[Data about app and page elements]

····················

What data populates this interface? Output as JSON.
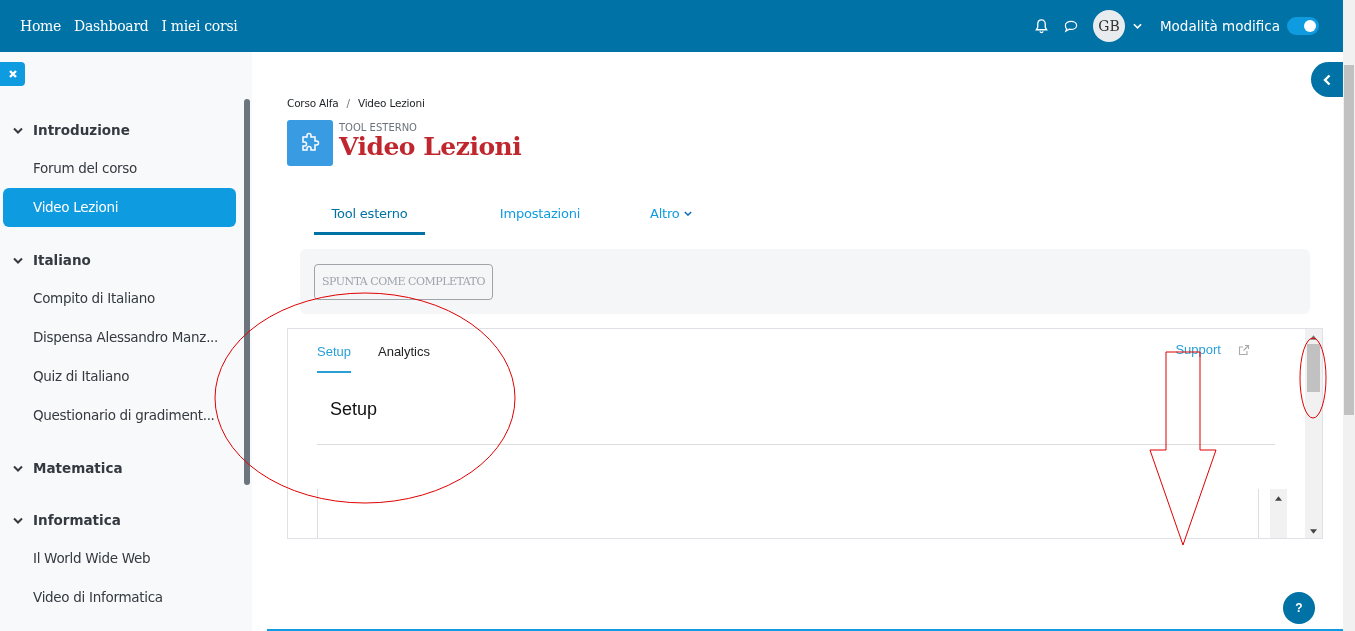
{
  "navbar": {
    "links": [
      "Home",
      "Dashboard",
      "I miei corsi"
    ],
    "avatar": "GB",
    "edit_mode": {
      "label": "Modalità modifica",
      "on": true
    }
  },
  "sidebar": {
    "sections": [
      {
        "title": "Introduzione",
        "expanded": true,
        "children": [
          {
            "label": "Forum del corso",
            "selected": false
          },
          {
            "label": "Video Lezioni",
            "selected": true
          }
        ]
      },
      {
        "title": "Italiano",
        "expanded": true,
        "children": [
          {
            "label": "Compito di Italiano",
            "selected": false
          },
          {
            "label": "Dispensa Alessandro Manz...",
            "selected": false
          },
          {
            "label": "Quiz di Italiano",
            "selected": false
          },
          {
            "label": "Questionario di gradiment...",
            "selected": false
          }
        ]
      },
      {
        "title": "Matematica",
        "expanded": true
      },
      {
        "title": "Informatica",
        "expanded": true,
        "children": [
          {
            "label": "Il World Wide Web",
            "selected": false
          },
          {
            "label": "Video di Informatica",
            "selected": false
          }
        ]
      }
    ]
  },
  "breadcrumb": {
    "items": [
      "Corso Alfa",
      "Video Lezioni"
    ],
    "separator": "/"
  },
  "activity": {
    "type_label": "TOOL ESTERNO",
    "title": "Video Lezioni"
  },
  "tabs": [
    {
      "label": "Tool esterno",
      "selected": true,
      "dropdown": false
    },
    {
      "label": "Impostazioni",
      "selected": false,
      "dropdown": false
    },
    {
      "label": "Altro",
      "selected": false,
      "dropdown": true
    }
  ],
  "completion_button": "SPUNTA COME COMPLETATO",
  "embedded": {
    "tabs": [
      {
        "label": "Setup",
        "selected": true
      },
      {
        "label": "Analytics",
        "selected": false
      }
    ],
    "support_link": "Support",
    "heading": "Setup"
  },
  "help_button": "?"
}
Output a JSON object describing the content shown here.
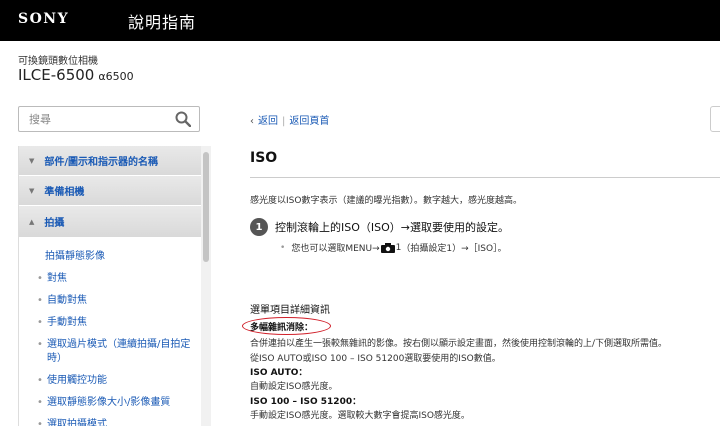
{
  "header": {
    "brand": "SONY",
    "title": "說明指南"
  },
  "product": {
    "subtitle": "可換鏡頭數位相機",
    "model": "ILCE-6500",
    "alpha_model": "α6500"
  },
  "search": {
    "placeholder": "搜尋"
  },
  "sidebar": {
    "categories": [
      {
        "label": "部件/圖示和指示器的名稱",
        "expanded": false
      },
      {
        "label": "準備相機",
        "expanded": false
      },
      {
        "label": "拍攝",
        "expanded": true
      }
    ],
    "sub_items": [
      "拍攝靜態影像",
      "對焦",
      "自動對焦",
      "手動對焦",
      "選取過片模式（連續拍攝/自拍定時）",
      "使用觸控功能",
      "選取靜態影像大小/影像畫質",
      "選取拍攝模式"
    ]
  },
  "nav": {
    "back": "返回",
    "top": "返回頁首"
  },
  "content": {
    "title": "ISO",
    "intro": "感光度以ISO數字表示（建議的曝光指數）。數字越大，感光度越高。",
    "step_number": "1",
    "step_text": "控制滾輪上的ISO（ISO）→選取要使用的設定。",
    "note_prefix": "您也可以選取MENU→",
    "note_icon_index": "1",
    "note_suffix": "（拍攝設定1）→［ISO］。",
    "section_heading": "選單項目詳細資訊",
    "term_nr": "多幅雜訊消除：",
    "desc_nr": "合併連拍以產生一張較無雜訊的影像。按右側以顯示設定畫面，然後使用控制滾輪的上/下側選取所需值。",
    "desc_nr2": "從ISO AUTO或ISO 100 – ISO 51200選取要使用的ISO數值。",
    "term_auto": "ISO AUTO：",
    "desc_auto": "自動設定ISO感光度。",
    "term_range": "ISO 100 – ISO 51200：",
    "desc_range": "手動設定ISO感光度。選取較大數字會提高ISO感光度。"
  },
  "icons": {
    "search": "magnifier-icon",
    "camera": "camera-icon",
    "back": "chevron-left-icon"
  },
  "colors": {
    "header_bg": "#000000",
    "link": "#1a5ab5",
    "highlight_oval": "#d0202a"
  }
}
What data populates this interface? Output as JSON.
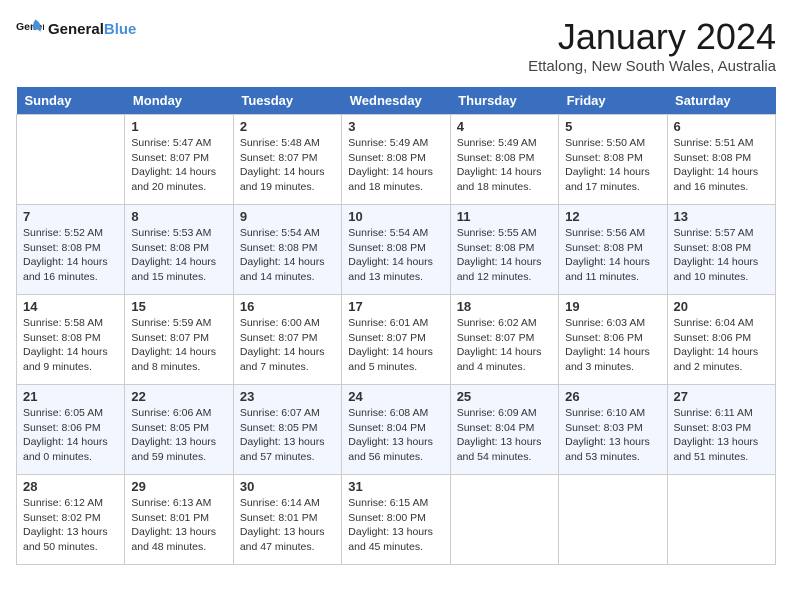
{
  "header": {
    "logo_general": "General",
    "logo_blue": "Blue",
    "month": "January 2024",
    "location": "Ettalong, New South Wales, Australia"
  },
  "days_of_week": [
    "Sunday",
    "Monday",
    "Tuesday",
    "Wednesday",
    "Thursday",
    "Friday",
    "Saturday"
  ],
  "weeks": [
    [
      {
        "day": "",
        "info": ""
      },
      {
        "day": "1",
        "info": "Sunrise: 5:47 AM\nSunset: 8:07 PM\nDaylight: 14 hours\nand 20 minutes."
      },
      {
        "day": "2",
        "info": "Sunrise: 5:48 AM\nSunset: 8:07 PM\nDaylight: 14 hours\nand 19 minutes."
      },
      {
        "day": "3",
        "info": "Sunrise: 5:49 AM\nSunset: 8:08 PM\nDaylight: 14 hours\nand 18 minutes."
      },
      {
        "day": "4",
        "info": "Sunrise: 5:49 AM\nSunset: 8:08 PM\nDaylight: 14 hours\nand 18 minutes."
      },
      {
        "day": "5",
        "info": "Sunrise: 5:50 AM\nSunset: 8:08 PM\nDaylight: 14 hours\nand 17 minutes."
      },
      {
        "day": "6",
        "info": "Sunrise: 5:51 AM\nSunset: 8:08 PM\nDaylight: 14 hours\nand 16 minutes."
      }
    ],
    [
      {
        "day": "7",
        "info": "Sunrise: 5:52 AM\nSunset: 8:08 PM\nDaylight: 14 hours\nand 16 minutes."
      },
      {
        "day": "8",
        "info": "Sunrise: 5:53 AM\nSunset: 8:08 PM\nDaylight: 14 hours\nand 15 minutes."
      },
      {
        "day": "9",
        "info": "Sunrise: 5:54 AM\nSunset: 8:08 PM\nDaylight: 14 hours\nand 14 minutes."
      },
      {
        "day": "10",
        "info": "Sunrise: 5:54 AM\nSunset: 8:08 PM\nDaylight: 14 hours\nand 13 minutes."
      },
      {
        "day": "11",
        "info": "Sunrise: 5:55 AM\nSunset: 8:08 PM\nDaylight: 14 hours\nand 12 minutes."
      },
      {
        "day": "12",
        "info": "Sunrise: 5:56 AM\nSunset: 8:08 PM\nDaylight: 14 hours\nand 11 minutes."
      },
      {
        "day": "13",
        "info": "Sunrise: 5:57 AM\nSunset: 8:08 PM\nDaylight: 14 hours\nand 10 minutes."
      }
    ],
    [
      {
        "day": "14",
        "info": "Sunrise: 5:58 AM\nSunset: 8:08 PM\nDaylight: 14 hours\nand 9 minutes."
      },
      {
        "day": "15",
        "info": "Sunrise: 5:59 AM\nSunset: 8:07 PM\nDaylight: 14 hours\nand 8 minutes."
      },
      {
        "day": "16",
        "info": "Sunrise: 6:00 AM\nSunset: 8:07 PM\nDaylight: 14 hours\nand 7 minutes."
      },
      {
        "day": "17",
        "info": "Sunrise: 6:01 AM\nSunset: 8:07 PM\nDaylight: 14 hours\nand 5 minutes."
      },
      {
        "day": "18",
        "info": "Sunrise: 6:02 AM\nSunset: 8:07 PM\nDaylight: 14 hours\nand 4 minutes."
      },
      {
        "day": "19",
        "info": "Sunrise: 6:03 AM\nSunset: 8:06 PM\nDaylight: 14 hours\nand 3 minutes."
      },
      {
        "day": "20",
        "info": "Sunrise: 6:04 AM\nSunset: 8:06 PM\nDaylight: 14 hours\nand 2 minutes."
      }
    ],
    [
      {
        "day": "21",
        "info": "Sunrise: 6:05 AM\nSunset: 8:06 PM\nDaylight: 14 hours\nand 0 minutes."
      },
      {
        "day": "22",
        "info": "Sunrise: 6:06 AM\nSunset: 8:05 PM\nDaylight: 13 hours\nand 59 minutes."
      },
      {
        "day": "23",
        "info": "Sunrise: 6:07 AM\nSunset: 8:05 PM\nDaylight: 13 hours\nand 57 minutes."
      },
      {
        "day": "24",
        "info": "Sunrise: 6:08 AM\nSunset: 8:04 PM\nDaylight: 13 hours\nand 56 minutes."
      },
      {
        "day": "25",
        "info": "Sunrise: 6:09 AM\nSunset: 8:04 PM\nDaylight: 13 hours\nand 54 minutes."
      },
      {
        "day": "26",
        "info": "Sunrise: 6:10 AM\nSunset: 8:03 PM\nDaylight: 13 hours\nand 53 minutes."
      },
      {
        "day": "27",
        "info": "Sunrise: 6:11 AM\nSunset: 8:03 PM\nDaylight: 13 hours\nand 51 minutes."
      }
    ],
    [
      {
        "day": "28",
        "info": "Sunrise: 6:12 AM\nSunset: 8:02 PM\nDaylight: 13 hours\nand 50 minutes."
      },
      {
        "day": "29",
        "info": "Sunrise: 6:13 AM\nSunset: 8:01 PM\nDaylight: 13 hours\nand 48 minutes."
      },
      {
        "day": "30",
        "info": "Sunrise: 6:14 AM\nSunset: 8:01 PM\nDaylight: 13 hours\nand 47 minutes."
      },
      {
        "day": "31",
        "info": "Sunrise: 6:15 AM\nSunset: 8:00 PM\nDaylight: 13 hours\nand 45 minutes."
      },
      {
        "day": "",
        "info": ""
      },
      {
        "day": "",
        "info": ""
      },
      {
        "day": "",
        "info": ""
      }
    ]
  ]
}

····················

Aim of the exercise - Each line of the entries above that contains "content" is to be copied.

Output of the exercise -
Output a JSON object describing the content shown here.
  "content": {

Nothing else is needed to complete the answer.